|Name: barryfish Posted: Wed, 17 Nov 2010 15:11|
|Quality in design is not dead, education about cost vs quality is. Both neon and LEDs have their advantages and disadvantages. I'm a product developer with numerious patents and hands on experience in semiconductor design and manufacturing. Oddly enough I've also co-owned (ion) laser and neon art/sign companies and I've personally produced tens of thousands of feet of "neon". Properly produced "neon" should be hard to beat in terms of service life and (large area) light output. I've seen 60 year old neon that matched the color and light output of newly produced tubing. (properly produced means clean, chemically inert components pumped to high
Properly designed LEDs and LED lighting modules can also last a very long time. The same quality put into LEDs can achieve very good longevity but the materials and production details have to be first rate. Things like die attach, phosphor and resin application and material quality can vary greatly and be transparent to a poorly educated sales and marketing team and therefore to the customer. Time will eventually show that like a piece of poorly made "neon" that has darkened due to attention to detail and cost, cheap and poorly made LED products wll also fail.

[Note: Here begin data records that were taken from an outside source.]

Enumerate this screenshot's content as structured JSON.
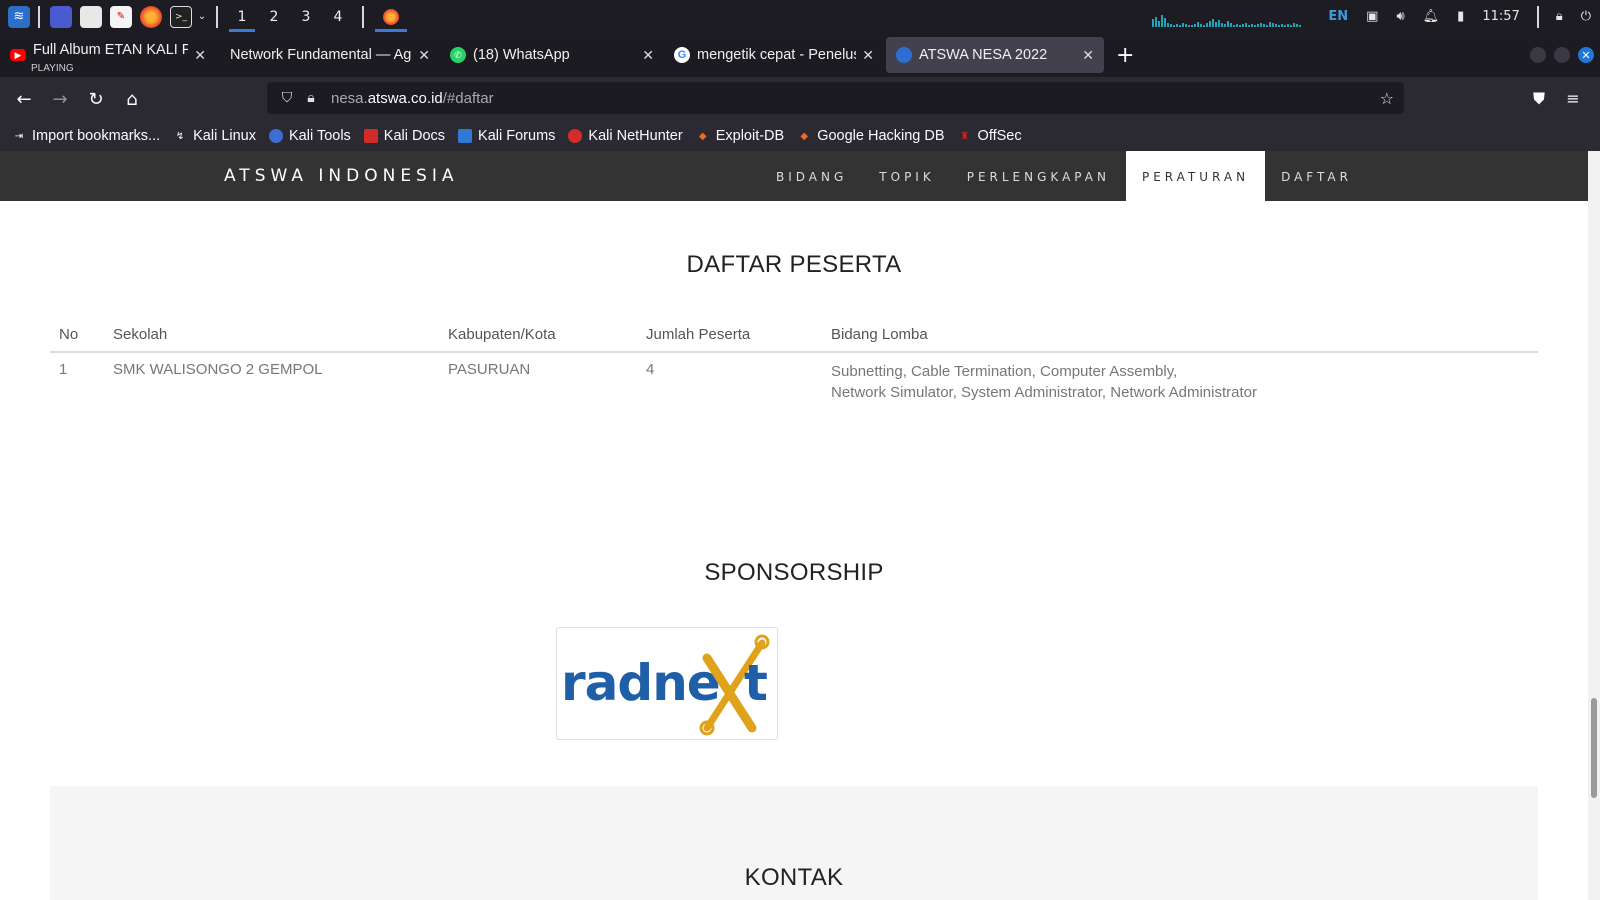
{
  "taskbar": {
    "workspaces": [
      "1",
      "2",
      "3",
      "4"
    ],
    "active_workspace": "1",
    "lang": "EN",
    "clock": "11:57"
  },
  "tabs": [
    {
      "title": "Full Album ETAN KALI PROGO",
      "subtitle": "PLAYING",
      "favicon": "youtube-icon",
      "active": false
    },
    {
      "title": "Network Fundamental — Agung",
      "favicon": "none",
      "active": false
    },
    {
      "title": "(18) WhatsApp",
      "favicon": "whatsapp-icon",
      "active": false
    },
    {
      "title": "mengetik cepat - Penelusuran",
      "favicon": "google-icon",
      "active": false
    },
    {
      "title": "ATSWA NESA 2022",
      "favicon": "globe-icon",
      "active": true
    }
  ],
  "url": {
    "prefix": "nesa.",
    "domain": "atswa.co.id",
    "path": "/#daftar"
  },
  "bookmarks": [
    "Import bookmarks...",
    "Kali Linux",
    "Kali Tools",
    "Kali Docs",
    "Kali Forums",
    "Kali NetHunter",
    "Exploit-DB",
    "Google Hacking DB",
    "OffSec"
  ],
  "site": {
    "brand": "ATSWA INDONESIA",
    "menu": [
      "BIDANG",
      "TOPIK",
      "PERLENGKAPAN",
      "PERATURAN",
      "DAFTAR"
    ],
    "active_menu": "PERATURAN"
  },
  "daftar": {
    "title": "DAFTAR PESERTA",
    "headers": [
      "No",
      "Sekolah",
      "Kabupaten/Kota",
      "Jumlah Peserta",
      "Bidang Lomba"
    ],
    "rows": [
      {
        "no": "1",
        "sekolah": "SMK WALISONGO 2 GEMPOL",
        "kota": "PASURUAN",
        "jumlah": "4",
        "bidang_line1": "Subnetting, Cable Termination, Computer Assembly,",
        "bidang_line2": "Network Simulator, System Administrator, Network Administrator"
      }
    ]
  },
  "sponsorship": {
    "title": "SPONSORSHIP",
    "logo_text": "radneXt"
  },
  "kontak": {
    "title": "KONTAK"
  },
  "colors": {
    "site_nav": "#333333",
    "accent_blue": "#1f5fa8",
    "logo_gold": "#e0a21b"
  }
}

Like most other products, the market will oscillate and for those of us that rely on solid state lighting for our income I hope that the bad reputation of short LED lifetime is short lived.|